## [Instructions for the task]
Wherever the word "badge" appears in a line of the records, copy that line.

......

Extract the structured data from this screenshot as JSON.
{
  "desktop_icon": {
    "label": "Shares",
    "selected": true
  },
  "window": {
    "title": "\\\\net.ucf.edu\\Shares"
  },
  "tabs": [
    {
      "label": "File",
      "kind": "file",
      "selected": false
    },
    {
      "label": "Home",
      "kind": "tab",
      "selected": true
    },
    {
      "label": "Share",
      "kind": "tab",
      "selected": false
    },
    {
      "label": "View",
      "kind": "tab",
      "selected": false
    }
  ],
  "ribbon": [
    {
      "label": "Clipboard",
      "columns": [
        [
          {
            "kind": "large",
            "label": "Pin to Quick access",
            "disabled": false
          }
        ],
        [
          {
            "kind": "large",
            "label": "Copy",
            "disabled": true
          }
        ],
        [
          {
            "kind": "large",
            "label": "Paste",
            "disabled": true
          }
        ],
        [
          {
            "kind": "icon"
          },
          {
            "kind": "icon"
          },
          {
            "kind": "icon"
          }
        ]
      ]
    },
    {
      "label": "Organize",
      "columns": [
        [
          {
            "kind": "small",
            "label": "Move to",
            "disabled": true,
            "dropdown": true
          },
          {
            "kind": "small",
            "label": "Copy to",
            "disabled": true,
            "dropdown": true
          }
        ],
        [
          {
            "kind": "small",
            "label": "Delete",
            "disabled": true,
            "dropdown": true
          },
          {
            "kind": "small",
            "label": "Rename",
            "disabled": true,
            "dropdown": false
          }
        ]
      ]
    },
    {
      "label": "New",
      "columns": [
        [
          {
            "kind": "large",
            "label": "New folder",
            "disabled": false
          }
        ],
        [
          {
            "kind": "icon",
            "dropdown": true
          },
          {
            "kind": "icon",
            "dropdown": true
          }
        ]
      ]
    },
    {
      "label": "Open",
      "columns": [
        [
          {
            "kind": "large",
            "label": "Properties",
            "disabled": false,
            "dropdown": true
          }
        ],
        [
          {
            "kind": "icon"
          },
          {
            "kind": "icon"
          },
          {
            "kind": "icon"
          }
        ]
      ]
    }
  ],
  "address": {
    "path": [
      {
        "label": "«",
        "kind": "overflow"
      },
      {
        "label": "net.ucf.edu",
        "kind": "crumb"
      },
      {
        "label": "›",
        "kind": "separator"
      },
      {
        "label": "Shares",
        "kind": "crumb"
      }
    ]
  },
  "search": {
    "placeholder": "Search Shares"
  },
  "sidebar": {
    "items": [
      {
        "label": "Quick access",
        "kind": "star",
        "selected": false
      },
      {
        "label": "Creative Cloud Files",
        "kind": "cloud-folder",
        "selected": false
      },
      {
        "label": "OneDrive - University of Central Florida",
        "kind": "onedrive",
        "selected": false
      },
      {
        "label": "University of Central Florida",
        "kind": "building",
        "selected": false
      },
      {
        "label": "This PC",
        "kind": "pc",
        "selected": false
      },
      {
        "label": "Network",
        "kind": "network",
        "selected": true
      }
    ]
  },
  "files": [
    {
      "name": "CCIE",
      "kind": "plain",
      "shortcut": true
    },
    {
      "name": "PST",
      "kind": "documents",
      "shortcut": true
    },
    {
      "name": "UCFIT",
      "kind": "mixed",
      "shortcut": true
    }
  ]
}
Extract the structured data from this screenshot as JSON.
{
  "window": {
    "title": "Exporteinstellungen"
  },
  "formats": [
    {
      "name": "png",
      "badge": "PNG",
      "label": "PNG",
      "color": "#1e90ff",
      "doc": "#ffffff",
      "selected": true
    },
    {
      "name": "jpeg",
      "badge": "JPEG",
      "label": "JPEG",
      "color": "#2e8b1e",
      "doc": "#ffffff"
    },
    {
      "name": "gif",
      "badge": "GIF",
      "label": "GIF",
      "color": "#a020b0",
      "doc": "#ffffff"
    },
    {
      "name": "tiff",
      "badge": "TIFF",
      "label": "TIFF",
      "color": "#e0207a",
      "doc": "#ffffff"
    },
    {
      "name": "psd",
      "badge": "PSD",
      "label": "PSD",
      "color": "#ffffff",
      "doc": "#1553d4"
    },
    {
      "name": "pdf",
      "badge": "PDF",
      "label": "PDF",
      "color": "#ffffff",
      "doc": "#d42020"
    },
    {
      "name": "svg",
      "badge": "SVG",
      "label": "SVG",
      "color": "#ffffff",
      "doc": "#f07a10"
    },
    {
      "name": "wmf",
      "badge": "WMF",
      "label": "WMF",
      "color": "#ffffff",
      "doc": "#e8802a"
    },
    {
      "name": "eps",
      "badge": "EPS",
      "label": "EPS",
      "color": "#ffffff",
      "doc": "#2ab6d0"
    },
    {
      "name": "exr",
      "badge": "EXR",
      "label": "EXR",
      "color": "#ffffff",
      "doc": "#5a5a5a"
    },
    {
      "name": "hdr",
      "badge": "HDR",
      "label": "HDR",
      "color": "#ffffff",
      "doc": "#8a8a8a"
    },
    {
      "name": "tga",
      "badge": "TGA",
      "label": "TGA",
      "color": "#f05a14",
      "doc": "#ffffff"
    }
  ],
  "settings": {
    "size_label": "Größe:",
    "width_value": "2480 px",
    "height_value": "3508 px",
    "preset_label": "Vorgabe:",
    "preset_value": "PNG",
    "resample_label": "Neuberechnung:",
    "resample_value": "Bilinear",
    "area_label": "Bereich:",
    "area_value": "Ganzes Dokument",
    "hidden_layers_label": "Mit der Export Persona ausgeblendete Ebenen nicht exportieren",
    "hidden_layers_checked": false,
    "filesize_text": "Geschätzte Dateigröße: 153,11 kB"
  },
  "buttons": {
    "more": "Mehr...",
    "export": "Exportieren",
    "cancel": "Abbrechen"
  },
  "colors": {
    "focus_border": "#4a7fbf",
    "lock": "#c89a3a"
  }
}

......

## [Answer for this exercise]
      "badge": "PNG",
      "badge": "JPEG",
      "badge": "GIF",
      "badge": "TIFF",
      "badge": "PSD",
      "badge": "PDF",
      "badge": "SVG",
      "badge": "WMF",
      "badge": "EPS",
      "badge": "EXR",
      "badge": "HDR",
      "badge": "TGA",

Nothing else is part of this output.